- WEIGHT. It's very easy to be using a weight that is too heavy or too light. As a beginner, you should be aiming to do 10 to 12 repetitions and three sets of an exercise before it becomes too difficult. As you progress, you should be adding weight and, eventually, even adding weight to the point that you can only do six repetitions of the exercise. When you're doing six reps of an exercise, you can increase the number of sets you do to five sets.
- OVERTRAINING. You don't want to work a muscle group (triceps, chest, biceps, hamstrings, quads, back, etc.) more than once or twice a week (beginners should only do once a week). You also never want to do more than three to five different exercises for that muscle group in a workout. Overtraining a muscle basically will keep your muscles from being able to grow. Remember, muscles grow during rest. When you're working out, you're breaking the muscle down;after your workout, the muscle rebuilds itself, and that is where your body is burning the most calories.
Another huge aspect of gaining the benefits from weightlifting is eating properly. I follow every workout with a protein shake containing 20 grams of protein. There used to be controversy over ingesting so much protein at one time, but studies have shown that the body can digest and use 20 grams of protein at a time and it does not cause kidney damage. When seriously weightlifting, you will find that you inevitably crave more protein and need that shake after your workout because it contains the amino-acids and protein that your muscles crave in order to begin rebuilding.
If there is an interest in weightlifting, I'd love to discuss it further with anyone and get into the more detailed aspects of how to add it into your daily life as a diabetic. Contrary to some peoples' beliefs, women who weightlift heavily won't end up looking masculine. Famous women body-builders who look awesomely huge take supplements, train much more heavily and frequently and eat strict diets to gain that much muscle.
The best advice I'd ever give anyone who is looking to lose weight and
gain better control over their blood sugars is to consider weightlifting regularly.
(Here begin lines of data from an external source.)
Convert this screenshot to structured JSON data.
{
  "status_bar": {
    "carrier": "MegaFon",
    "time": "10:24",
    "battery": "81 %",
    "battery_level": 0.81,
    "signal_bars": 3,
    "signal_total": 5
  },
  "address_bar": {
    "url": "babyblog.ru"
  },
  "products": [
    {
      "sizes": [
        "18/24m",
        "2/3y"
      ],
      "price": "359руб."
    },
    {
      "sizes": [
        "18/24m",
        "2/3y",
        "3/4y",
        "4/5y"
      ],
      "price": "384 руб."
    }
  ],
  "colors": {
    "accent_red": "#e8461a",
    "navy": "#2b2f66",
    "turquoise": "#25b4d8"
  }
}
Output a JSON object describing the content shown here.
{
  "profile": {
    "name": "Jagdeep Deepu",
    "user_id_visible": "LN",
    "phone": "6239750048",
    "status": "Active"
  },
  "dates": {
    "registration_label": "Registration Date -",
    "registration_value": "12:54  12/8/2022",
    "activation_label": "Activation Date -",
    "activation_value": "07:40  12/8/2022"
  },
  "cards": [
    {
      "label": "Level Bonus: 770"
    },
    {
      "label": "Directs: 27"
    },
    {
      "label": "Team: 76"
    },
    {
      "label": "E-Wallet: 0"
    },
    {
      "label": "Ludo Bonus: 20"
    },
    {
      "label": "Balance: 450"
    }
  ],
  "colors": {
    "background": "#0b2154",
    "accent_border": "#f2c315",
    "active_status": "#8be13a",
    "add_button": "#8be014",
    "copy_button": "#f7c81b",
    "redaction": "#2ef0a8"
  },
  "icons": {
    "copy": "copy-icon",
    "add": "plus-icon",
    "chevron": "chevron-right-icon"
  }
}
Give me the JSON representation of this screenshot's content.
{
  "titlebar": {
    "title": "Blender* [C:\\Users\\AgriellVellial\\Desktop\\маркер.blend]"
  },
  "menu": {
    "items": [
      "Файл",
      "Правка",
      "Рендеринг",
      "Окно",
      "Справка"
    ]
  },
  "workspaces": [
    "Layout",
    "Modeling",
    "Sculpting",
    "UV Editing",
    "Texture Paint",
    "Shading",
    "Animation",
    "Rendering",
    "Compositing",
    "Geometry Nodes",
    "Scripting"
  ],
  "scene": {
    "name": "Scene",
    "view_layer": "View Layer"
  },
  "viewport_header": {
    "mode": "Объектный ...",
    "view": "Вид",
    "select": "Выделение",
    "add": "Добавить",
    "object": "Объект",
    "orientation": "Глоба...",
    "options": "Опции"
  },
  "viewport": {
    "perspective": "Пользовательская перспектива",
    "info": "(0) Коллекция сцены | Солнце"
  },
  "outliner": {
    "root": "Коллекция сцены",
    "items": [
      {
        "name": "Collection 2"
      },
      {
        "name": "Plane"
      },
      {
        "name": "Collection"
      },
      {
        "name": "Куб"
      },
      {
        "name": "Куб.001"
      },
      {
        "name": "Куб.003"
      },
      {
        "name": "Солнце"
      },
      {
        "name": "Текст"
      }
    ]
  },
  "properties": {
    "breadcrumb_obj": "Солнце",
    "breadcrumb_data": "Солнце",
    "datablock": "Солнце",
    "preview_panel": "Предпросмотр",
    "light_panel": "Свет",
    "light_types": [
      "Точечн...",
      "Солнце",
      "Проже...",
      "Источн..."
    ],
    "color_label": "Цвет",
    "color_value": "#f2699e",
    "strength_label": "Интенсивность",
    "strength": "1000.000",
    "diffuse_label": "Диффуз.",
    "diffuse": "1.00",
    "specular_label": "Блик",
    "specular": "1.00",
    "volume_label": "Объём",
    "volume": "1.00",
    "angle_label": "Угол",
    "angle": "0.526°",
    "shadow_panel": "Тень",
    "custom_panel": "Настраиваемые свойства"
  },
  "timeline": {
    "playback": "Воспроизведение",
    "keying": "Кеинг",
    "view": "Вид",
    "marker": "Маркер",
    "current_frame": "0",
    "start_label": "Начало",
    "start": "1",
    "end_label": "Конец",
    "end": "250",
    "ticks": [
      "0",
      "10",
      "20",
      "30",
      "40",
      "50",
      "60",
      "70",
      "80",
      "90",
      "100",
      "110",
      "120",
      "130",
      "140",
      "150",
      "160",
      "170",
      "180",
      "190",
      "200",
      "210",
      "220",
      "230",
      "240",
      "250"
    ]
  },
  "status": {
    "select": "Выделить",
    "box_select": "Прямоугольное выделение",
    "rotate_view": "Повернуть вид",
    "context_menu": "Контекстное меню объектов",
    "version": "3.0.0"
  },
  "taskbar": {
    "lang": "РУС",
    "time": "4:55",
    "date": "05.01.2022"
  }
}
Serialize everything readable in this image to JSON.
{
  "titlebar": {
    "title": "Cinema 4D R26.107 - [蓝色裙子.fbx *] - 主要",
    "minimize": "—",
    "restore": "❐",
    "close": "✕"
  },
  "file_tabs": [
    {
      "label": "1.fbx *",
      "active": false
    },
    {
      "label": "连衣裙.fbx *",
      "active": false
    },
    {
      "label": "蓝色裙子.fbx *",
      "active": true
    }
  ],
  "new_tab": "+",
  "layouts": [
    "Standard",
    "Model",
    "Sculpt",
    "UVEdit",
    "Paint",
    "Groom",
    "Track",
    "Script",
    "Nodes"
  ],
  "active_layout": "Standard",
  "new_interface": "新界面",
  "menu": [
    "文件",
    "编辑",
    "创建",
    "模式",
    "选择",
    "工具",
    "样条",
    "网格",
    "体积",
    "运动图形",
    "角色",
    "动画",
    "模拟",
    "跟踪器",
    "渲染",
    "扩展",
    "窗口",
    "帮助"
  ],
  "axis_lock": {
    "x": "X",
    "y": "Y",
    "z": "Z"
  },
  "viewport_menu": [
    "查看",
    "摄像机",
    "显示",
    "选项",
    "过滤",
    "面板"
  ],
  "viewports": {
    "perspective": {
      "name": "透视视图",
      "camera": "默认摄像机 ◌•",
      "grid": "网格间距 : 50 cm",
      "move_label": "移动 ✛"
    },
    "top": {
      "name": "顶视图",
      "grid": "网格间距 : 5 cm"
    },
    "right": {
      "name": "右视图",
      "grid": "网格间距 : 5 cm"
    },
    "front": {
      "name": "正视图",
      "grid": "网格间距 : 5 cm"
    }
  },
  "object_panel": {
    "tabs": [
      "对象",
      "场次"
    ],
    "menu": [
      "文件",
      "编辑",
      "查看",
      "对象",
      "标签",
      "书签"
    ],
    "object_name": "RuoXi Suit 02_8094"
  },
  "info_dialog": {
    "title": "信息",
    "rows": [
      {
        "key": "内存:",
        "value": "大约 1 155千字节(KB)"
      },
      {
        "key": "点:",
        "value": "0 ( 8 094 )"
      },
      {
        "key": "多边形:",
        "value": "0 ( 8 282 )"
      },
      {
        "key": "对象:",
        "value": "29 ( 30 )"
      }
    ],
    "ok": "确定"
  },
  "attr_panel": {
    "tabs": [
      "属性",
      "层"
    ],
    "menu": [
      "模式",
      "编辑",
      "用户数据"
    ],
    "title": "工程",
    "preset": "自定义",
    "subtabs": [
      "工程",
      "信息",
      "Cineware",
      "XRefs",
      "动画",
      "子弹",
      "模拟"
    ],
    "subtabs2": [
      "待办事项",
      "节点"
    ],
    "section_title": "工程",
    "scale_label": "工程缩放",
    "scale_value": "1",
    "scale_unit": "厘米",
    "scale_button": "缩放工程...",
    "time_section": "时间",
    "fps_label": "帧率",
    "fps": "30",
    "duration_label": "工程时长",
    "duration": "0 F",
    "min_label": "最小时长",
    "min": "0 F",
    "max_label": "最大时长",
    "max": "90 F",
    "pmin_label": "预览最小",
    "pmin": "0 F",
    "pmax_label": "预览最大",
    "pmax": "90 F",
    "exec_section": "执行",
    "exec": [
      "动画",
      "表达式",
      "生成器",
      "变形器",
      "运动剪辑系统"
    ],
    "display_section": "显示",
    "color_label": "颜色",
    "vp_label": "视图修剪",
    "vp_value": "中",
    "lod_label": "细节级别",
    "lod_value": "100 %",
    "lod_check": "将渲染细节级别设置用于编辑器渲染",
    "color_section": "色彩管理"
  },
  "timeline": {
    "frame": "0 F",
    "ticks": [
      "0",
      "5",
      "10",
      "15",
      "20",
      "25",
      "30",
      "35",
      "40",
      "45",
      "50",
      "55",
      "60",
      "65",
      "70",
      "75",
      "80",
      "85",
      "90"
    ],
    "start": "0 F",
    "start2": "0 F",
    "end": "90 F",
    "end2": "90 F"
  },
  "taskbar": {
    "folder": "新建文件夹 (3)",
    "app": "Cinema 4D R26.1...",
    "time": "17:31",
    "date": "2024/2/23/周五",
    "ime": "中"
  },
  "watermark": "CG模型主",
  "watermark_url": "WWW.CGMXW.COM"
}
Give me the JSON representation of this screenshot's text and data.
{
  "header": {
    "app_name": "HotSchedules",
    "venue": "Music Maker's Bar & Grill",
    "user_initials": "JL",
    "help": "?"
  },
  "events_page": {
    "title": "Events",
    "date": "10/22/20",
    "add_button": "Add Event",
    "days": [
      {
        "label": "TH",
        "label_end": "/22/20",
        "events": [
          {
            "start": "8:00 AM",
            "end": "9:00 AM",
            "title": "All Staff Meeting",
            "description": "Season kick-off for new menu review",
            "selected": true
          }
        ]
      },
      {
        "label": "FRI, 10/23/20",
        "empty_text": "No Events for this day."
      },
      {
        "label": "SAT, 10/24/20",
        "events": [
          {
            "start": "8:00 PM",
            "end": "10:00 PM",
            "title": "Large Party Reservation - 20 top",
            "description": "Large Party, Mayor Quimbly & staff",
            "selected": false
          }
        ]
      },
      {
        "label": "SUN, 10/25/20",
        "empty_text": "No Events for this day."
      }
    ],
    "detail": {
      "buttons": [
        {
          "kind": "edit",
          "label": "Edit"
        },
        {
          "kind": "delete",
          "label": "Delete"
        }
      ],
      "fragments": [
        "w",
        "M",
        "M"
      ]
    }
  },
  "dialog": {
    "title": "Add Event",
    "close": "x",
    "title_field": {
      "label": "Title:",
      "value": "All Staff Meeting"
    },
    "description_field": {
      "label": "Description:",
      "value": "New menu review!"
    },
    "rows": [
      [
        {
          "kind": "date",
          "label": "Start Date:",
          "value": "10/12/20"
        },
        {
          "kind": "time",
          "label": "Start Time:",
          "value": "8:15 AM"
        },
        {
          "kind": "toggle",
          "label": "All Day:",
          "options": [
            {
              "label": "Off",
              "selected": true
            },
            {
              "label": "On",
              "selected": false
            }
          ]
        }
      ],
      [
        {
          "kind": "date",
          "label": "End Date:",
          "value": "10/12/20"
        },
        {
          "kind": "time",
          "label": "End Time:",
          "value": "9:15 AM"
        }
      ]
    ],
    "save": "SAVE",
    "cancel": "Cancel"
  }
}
Of course, it's best to ask your doctor before you begin -- he or she can ensure whether it's safe and healthy for you specifically.